Items from an interface collection:
*** Begin section ***

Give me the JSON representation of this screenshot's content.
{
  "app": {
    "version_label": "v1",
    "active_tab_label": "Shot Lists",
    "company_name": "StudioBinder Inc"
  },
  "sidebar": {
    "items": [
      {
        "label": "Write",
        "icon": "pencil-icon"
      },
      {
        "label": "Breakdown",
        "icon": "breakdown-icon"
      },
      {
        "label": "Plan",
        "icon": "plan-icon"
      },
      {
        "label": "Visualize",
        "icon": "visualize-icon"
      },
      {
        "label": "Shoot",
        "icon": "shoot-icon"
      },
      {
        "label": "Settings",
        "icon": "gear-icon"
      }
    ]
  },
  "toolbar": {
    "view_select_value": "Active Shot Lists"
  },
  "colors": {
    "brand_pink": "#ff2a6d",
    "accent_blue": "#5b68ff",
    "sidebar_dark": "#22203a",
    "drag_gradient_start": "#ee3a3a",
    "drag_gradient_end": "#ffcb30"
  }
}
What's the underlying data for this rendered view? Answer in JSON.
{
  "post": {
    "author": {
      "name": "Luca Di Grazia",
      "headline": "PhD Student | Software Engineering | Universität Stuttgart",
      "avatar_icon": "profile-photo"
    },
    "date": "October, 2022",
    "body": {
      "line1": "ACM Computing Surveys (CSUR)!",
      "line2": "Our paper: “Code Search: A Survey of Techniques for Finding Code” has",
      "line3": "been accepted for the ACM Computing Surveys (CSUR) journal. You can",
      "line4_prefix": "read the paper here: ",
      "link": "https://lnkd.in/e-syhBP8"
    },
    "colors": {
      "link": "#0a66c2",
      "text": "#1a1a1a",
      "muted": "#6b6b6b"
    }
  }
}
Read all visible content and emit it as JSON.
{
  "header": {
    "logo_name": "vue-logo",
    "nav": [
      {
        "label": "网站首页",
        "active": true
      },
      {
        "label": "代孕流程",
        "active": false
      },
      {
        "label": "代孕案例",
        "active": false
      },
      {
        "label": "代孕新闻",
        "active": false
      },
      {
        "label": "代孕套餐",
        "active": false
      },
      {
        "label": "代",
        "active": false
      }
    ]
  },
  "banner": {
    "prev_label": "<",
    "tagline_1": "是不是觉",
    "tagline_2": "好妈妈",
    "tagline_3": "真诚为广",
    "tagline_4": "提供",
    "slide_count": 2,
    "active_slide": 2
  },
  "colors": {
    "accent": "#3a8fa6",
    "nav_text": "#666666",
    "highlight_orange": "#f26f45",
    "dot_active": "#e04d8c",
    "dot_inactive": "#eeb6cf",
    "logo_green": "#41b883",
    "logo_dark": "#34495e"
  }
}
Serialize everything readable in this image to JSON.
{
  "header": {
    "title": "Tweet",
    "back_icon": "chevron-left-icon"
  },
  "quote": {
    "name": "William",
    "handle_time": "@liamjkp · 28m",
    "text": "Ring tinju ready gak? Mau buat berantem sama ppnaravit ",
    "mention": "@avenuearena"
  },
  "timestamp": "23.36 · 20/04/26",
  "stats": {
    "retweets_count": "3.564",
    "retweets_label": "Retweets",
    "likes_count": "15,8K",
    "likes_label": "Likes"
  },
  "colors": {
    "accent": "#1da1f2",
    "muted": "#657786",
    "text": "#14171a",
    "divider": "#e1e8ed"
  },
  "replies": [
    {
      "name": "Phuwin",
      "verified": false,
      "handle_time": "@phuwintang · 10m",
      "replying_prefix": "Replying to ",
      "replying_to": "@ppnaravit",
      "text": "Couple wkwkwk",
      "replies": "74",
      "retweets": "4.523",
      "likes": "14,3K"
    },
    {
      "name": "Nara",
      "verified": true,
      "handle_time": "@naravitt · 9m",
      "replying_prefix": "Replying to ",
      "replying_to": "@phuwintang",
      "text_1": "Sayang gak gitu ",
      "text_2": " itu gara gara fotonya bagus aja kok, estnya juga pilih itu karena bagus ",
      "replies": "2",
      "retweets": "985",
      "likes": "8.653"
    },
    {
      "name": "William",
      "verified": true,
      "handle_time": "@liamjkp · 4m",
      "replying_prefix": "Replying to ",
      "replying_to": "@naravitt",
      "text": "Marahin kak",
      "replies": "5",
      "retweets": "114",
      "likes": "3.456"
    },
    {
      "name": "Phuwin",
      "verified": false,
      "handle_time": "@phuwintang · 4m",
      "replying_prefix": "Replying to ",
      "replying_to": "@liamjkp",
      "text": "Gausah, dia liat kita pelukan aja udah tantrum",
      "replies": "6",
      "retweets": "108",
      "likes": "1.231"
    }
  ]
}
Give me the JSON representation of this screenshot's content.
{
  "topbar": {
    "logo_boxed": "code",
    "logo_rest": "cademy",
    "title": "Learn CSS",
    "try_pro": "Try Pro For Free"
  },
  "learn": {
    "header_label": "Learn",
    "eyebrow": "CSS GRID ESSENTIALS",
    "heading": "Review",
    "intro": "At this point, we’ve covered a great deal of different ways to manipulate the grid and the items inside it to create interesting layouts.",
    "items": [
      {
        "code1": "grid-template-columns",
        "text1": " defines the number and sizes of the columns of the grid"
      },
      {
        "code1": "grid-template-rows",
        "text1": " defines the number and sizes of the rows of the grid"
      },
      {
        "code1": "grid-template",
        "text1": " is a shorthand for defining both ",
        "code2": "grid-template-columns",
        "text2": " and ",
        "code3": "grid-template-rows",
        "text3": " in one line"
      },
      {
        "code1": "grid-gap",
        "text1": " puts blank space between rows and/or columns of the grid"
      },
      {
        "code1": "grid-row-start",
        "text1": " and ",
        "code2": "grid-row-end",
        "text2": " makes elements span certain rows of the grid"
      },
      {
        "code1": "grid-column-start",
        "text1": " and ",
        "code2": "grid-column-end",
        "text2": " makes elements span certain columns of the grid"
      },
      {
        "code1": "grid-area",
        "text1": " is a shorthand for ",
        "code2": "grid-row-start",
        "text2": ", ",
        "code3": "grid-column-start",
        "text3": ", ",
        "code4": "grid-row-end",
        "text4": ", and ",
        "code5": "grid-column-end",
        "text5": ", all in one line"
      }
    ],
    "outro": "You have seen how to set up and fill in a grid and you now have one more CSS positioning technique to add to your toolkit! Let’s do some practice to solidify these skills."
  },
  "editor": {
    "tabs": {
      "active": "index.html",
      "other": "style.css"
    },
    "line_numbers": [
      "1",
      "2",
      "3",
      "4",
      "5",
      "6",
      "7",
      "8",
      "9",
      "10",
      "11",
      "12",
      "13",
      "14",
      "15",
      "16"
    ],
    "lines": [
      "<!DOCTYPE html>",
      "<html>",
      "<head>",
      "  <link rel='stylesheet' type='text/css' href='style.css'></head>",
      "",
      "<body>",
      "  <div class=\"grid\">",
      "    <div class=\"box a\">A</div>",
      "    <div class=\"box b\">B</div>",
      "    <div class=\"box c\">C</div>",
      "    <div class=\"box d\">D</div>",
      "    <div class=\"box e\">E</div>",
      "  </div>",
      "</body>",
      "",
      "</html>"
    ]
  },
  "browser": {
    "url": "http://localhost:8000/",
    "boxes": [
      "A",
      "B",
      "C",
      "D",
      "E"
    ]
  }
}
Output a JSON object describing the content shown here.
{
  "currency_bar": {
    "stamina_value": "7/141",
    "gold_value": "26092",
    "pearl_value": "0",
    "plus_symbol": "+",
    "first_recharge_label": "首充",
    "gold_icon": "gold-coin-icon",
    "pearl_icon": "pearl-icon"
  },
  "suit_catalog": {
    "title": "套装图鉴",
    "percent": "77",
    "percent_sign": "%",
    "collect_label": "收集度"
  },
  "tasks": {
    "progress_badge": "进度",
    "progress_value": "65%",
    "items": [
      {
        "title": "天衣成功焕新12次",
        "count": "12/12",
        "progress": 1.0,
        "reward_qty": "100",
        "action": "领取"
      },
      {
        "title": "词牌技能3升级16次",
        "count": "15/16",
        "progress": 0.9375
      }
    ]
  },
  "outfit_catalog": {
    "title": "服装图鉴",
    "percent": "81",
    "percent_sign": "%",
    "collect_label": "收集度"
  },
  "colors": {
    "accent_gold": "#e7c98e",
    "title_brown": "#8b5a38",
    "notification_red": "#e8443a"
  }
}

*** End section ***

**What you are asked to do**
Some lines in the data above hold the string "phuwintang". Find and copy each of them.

**Finished task**
      "handle_time": "@phuwintang · 10m",
      "replying_to": "@phuwintang",
      "handle_time": "@phuwintang · 4m",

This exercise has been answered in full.